Syncategorematica in Husserl and Aristotle
North American Society for Early Phenomenology Annual Conference
In attempting to locate the essence of the syncategorematica, Husserl builds upon the statements made by Aristotle. In the Poetics, Aristotle establishes a hierarchy of the parts of diction, the lowest of which is a letter and the highest of which is speech. The particular syncategorematica to which Husserl refers exist one step above syllables (which are parts of words, as opposed to parts of speech) but below names (which would be considered categorematica). Amongst the syncategorematica are conjunctions and articles, and Aristotle’s theory of them is given in only a few lines of text, which are highly corrupt in comparison to the rest of the corpus. Still, we can see a kind of theory of syncategorematica and their function.
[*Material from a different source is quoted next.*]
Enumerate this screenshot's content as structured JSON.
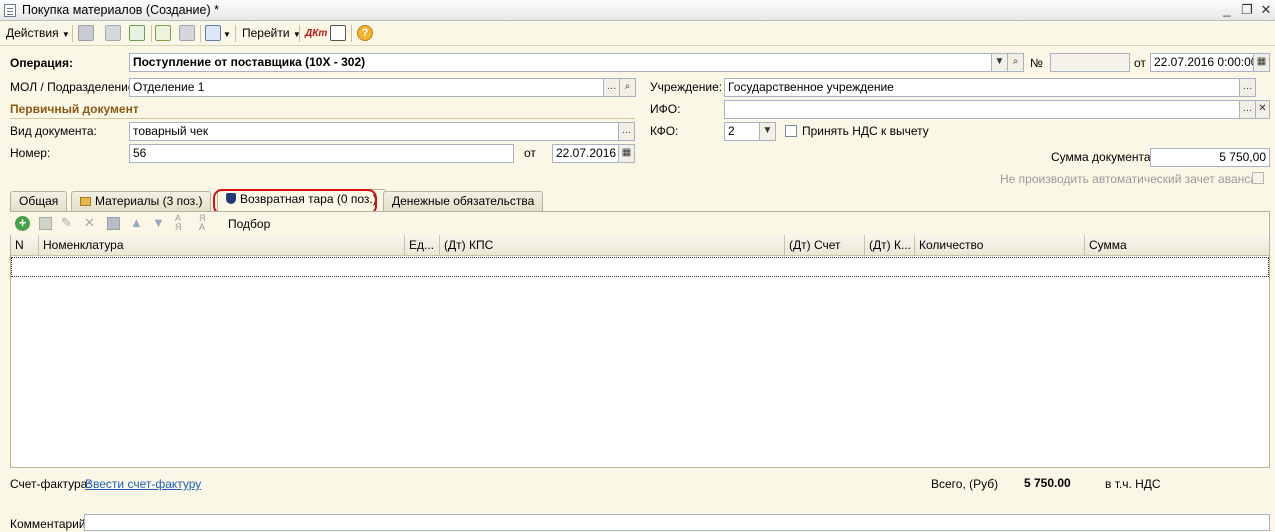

In this paper I will point out the correlation between Aristotle’s use of “non-significant” in this context with Husserl’s use of “non-independent meaning”. Both usages negate the concept that the function of language is exclusively referential. Instead, the syncategorematica function as meaningful in the Husserlian sense—as that which intends but requires something else for its completion. While the referent of a categorematic term completes its meaning function, the syncategorematica are concretized in relation to other parts of language and reach completion in a unified act of meaning.
English Language and Literature
Charlene Elsby (2017).
Syncategorematica in Husserl and Aristotle. Presented at North American Society for Early Phenomenology Annual Conference, Seattle, Washington.